Last year, Carnegie engaged Jennifer Zoltners Sherer from the University of Pittsburgh to work with a team of Carnegie staff to explore the potential of math intensive programs as a strategy for addressing the failure rates of developmental mathematics students in community colleges. These math intensive programs include boot camp programs, summer bridge programs and accelerated programs aimed at shortening the developmental math sequence or supporting students to test out of the sequence altogether.
Sherer and Alicia Grunow prepared this report after exploring programs using a 90-day cycle process borrowed from the Institute for Healthcare Improvement (IHI). The IHI 90-day cycle scans activity in the field as a “quick way to research innovative ideas and assess their potential for advancing quality improvement.” The goal was to “get under the hood” of these intensive math interventions in order to identify program specifics, synthesize evidence regarding their efficacy and costs and elicit deeper understanding of the cause-effect logic of their design.
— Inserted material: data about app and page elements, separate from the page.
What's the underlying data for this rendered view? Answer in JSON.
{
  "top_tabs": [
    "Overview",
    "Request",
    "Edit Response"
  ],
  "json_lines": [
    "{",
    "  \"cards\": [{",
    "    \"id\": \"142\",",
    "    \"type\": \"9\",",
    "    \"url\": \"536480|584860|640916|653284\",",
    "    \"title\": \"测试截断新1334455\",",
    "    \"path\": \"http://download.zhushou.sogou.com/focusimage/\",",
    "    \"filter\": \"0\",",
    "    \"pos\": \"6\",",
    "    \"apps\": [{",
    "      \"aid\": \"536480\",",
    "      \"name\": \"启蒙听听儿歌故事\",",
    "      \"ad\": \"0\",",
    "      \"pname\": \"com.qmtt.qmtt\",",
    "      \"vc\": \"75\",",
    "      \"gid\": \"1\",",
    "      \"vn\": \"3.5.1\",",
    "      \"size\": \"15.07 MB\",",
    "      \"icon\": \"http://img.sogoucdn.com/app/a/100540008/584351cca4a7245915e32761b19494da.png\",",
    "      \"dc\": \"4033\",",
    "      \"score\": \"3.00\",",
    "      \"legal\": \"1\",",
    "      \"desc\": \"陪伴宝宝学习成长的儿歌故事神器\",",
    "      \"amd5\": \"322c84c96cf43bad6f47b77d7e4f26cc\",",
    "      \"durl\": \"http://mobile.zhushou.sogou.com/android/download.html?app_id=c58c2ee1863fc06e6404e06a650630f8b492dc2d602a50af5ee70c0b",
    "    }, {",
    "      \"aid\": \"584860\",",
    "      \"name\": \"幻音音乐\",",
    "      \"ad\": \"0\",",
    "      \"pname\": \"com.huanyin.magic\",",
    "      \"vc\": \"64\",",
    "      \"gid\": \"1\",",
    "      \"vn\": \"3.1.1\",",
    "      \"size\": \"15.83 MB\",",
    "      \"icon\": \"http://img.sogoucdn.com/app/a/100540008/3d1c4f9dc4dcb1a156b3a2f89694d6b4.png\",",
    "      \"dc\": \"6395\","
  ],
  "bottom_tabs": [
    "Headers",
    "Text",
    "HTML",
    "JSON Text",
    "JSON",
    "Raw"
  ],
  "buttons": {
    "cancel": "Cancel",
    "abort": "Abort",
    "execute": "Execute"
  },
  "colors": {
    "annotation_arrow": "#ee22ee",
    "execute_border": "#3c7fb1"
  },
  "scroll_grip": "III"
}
Overall, the programs described in the Sherer/Grunow report have employed a variety of innovative strategies to improve student outcomes in developmental math. Although these intensive programs are targeted at students with developmental math needs, they often support more than just math. They help students learn about college support systems, teach study skills and serve as opportunities for students to build relationships with peers, mentors and faculty. One of the most intriguing elements common to many of these programs was their use as an onramp; carefully designing transitions between high school and college. The attention paid to the problem of transition across many programs and contexts suggests further exploration into how these transitions can be effectively executed.
As a group, the interventions are characterized more by variation than similarity. Even within interventions that went by the same name, the team encountered differences both in how they were structured and in the elements of their design. In other words, the scan produced evidence that these programs are more a set of local solutions than a class of intervention that is currently well enough understood to be leveraged at scale. Assessing the potential of any one of these localized programs to scale to other contexts will require instrumentation of key elements, implementation in multiple contexts, and common measures of effectiveness.
Carnegie continues to be interested in the utility of a 90-day cycle process for investigating promising educational innovations that have not yet been adequately explored in the educational literature, without tying up significant resources or encountering unnecessary delays. In particular, Carnegie is learning how to design 90-day cycle methodology that captures intervention activity in a way that allows for an initial assessment of their potential to produce improvement at scale.